A symbol of working-class militancy and female revolt, Emma has been described as "the most dangerous woman in America." Emma Goldman’s reputation during her lifetime was in part created by her incorrectly assumed connection with the assassination of President Mc Kinley, and by a young ambitious J. Edgar Hoover. After her death in 1940 it has been her biographers who have continued expanding Goldman’s reputation, seeing her as "heroic" and "iconic," some have even gone so far as to describe her as a "cult figure." To achieve a closer look at the many created versions of Goldman, this book uses visual and written sources to identify how Goldman was shown to the American public and to see literally how these images softened and changed over the years.
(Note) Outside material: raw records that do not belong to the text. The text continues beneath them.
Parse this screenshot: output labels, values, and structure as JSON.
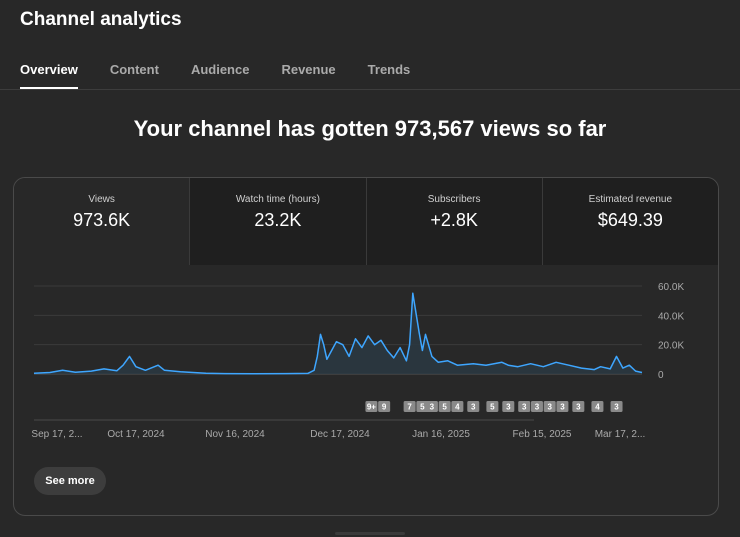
{
  "header": {
    "title": "Channel analytics"
  },
  "tabs": [
    {
      "label": "Overview",
      "active": true
    },
    {
      "label": "Content",
      "active": false
    },
    {
      "label": "Audience",
      "active": false
    },
    {
      "label": "Revenue",
      "active": false
    },
    {
      "label": "Trends",
      "active": false
    }
  ],
  "headline": "Your channel has gotten 973,567 views so far",
  "metrics": [
    {
      "label": "Views",
      "value": "973.6K"
    },
    {
      "label": "Watch time (hours)",
      "value": "23.2K"
    },
    {
      "label": "Subscribers",
      "value": "+2.8K"
    },
    {
      "label": "Estimated revenue",
      "value": "$649.39"
    }
  ],
  "see_more_label": "See more",
  "colors": {
    "line": "#3ea6ff",
    "fill": "#2b3944",
    "grid": "#3a3a3a",
    "axis_text": "#aaaaaa",
    "marker_bg": "#8a8a8a"
  },
  "chart_data": {
    "type": "area",
    "x_tick_labels": [
      "Sep 17, 2...",
      "Oct 17, 2024",
      "Nov 16, 2024",
      "Dec 17, 2024",
      "Jan 16, 2025",
      "Feb 15, 2025",
      "Mar 17, 2..."
    ],
    "y_tick_labels": [
      "60.0K",
      "40.0K",
      "20.0K",
      "0"
    ],
    "ylim": [
      0,
      60000
    ],
    "x_start": "2024-09-17",
    "x_end": "2025-03-27",
    "points": [
      [
        "2024-09-17",
        500
      ],
      [
        "2024-09-22",
        1000
      ],
      [
        "2024-09-26",
        2500
      ],
      [
        "2024-09-30",
        1200
      ],
      [
        "2024-10-05",
        2000
      ],
      [
        "2024-10-09",
        3500
      ],
      [
        "2024-10-13",
        2200
      ],
      [
        "2024-10-15",
        6000
      ],
      [
        "2024-10-17",
        12000
      ],
      [
        "2024-10-19",
        5000
      ],
      [
        "2024-10-22",
        2500
      ],
      [
        "2024-10-26",
        6000
      ],
      [
        "2024-10-28",
        2500
      ],
      [
        "2024-11-02",
        1500
      ],
      [
        "2024-11-06",
        1000
      ],
      [
        "2024-11-10",
        500
      ],
      [
        "2024-11-16",
        300
      ],
      [
        "2024-11-25",
        200
      ],
      [
        "2024-12-05",
        300
      ],
      [
        "2024-12-12",
        400
      ],
      [
        "2024-12-14",
        2500
      ],
      [
        "2024-12-15",
        12000
      ],
      [
        "2024-12-16",
        27000
      ],
      [
        "2024-12-17",
        20000
      ],
      [
        "2024-12-18",
        10000
      ],
      [
        "2024-12-19",
        14000
      ],
      [
        "2024-12-21",
        22000
      ],
      [
        "2024-12-23",
        20000
      ],
      [
        "2024-12-25",
        12000
      ],
      [
        "2024-12-27",
        24000
      ],
      [
        "2024-12-29",
        18000
      ],
      [
        "2024-12-31",
        26000
      ],
      [
        "2025-01-02",
        20000
      ],
      [
        "2025-01-04",
        23000
      ],
      [
        "2025-01-06",
        16000
      ],
      [
        "2025-01-08",
        11000
      ],
      [
        "2025-01-10",
        18000
      ],
      [
        "2025-01-12",
        9000
      ],
      [
        "2025-01-13",
        20000
      ],
      [
        "2025-01-14",
        55000
      ],
      [
        "2025-01-16",
        28000
      ],
      [
        "2025-01-17",
        16000
      ],
      [
        "2025-01-18",
        27000
      ],
      [
        "2025-01-20",
        12000
      ],
      [
        "2025-01-22",
        8000
      ],
      [
        "2025-01-25",
        9000
      ],
      [
        "2025-01-28",
        6000
      ],
      [
        "2025-02-02",
        7000
      ],
      [
        "2025-02-06",
        6000
      ],
      [
        "2025-02-11",
        8000
      ],
      [
        "2025-02-13",
        6000
      ],
      [
        "2025-02-16",
        5000
      ],
      [
        "2025-02-20",
        7000
      ],
      [
        "2025-02-24",
        5000
      ],
      [
        "2025-02-28",
        8000
      ],
      [
        "2025-03-04",
        6000
      ],
      [
        "2025-03-08",
        4000
      ],
      [
        "2025-03-12",
        3000
      ],
      [
        "2025-03-14",
        5000
      ],
      [
        "2025-03-17",
        3500
      ],
      [
        "2025-03-19",
        12000
      ],
      [
        "2025-03-21",
        4000
      ],
      [
        "2025-03-23",
        6000
      ],
      [
        "2025-03-25",
        2000
      ],
      [
        "2025-03-27",
        1000
      ]
    ],
    "markers": [
      {
        "label": "9+",
        "date": "2025-01-01"
      },
      {
        "label": "9",
        "date": "2025-01-05"
      },
      {
        "label": "7",
        "date": "2025-01-13"
      },
      {
        "label": "5",
        "date": "2025-01-17"
      },
      {
        "label": "3",
        "date": "2025-01-20"
      },
      {
        "label": "5",
        "date": "2025-01-24"
      },
      {
        "label": "4",
        "date": "2025-01-28"
      },
      {
        "label": "3",
        "date": "2025-02-02"
      },
      {
        "label": "5",
        "date": "2025-02-08"
      },
      {
        "label": "3",
        "date": "2025-02-13"
      },
      {
        "label": "3",
        "date": "2025-02-18"
      },
      {
        "label": "3",
        "date": "2025-02-22"
      },
      {
        "label": "3",
        "date": "2025-02-26"
      },
      {
        "label": "3",
        "date": "2025-03-02"
      },
      {
        "label": "3",
        "date": "2025-03-07"
      },
      {
        "label": "4",
        "date": "2025-03-13"
      },
      {
        "label": "3",
        "date": "2025-03-19"
      }
    ]
  }
}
TABLE OF CONTENTS Introduction 1. An Exceedingly Dangerous Woman 2. New Americans and Anarchy 3. Into the Public Eye 4. Words and Deeds 5. Ideas, Life and Deportation 6. Nowhere and No One 7. Writing an American Story 8. Sex and Sexuality: The Silenced Sk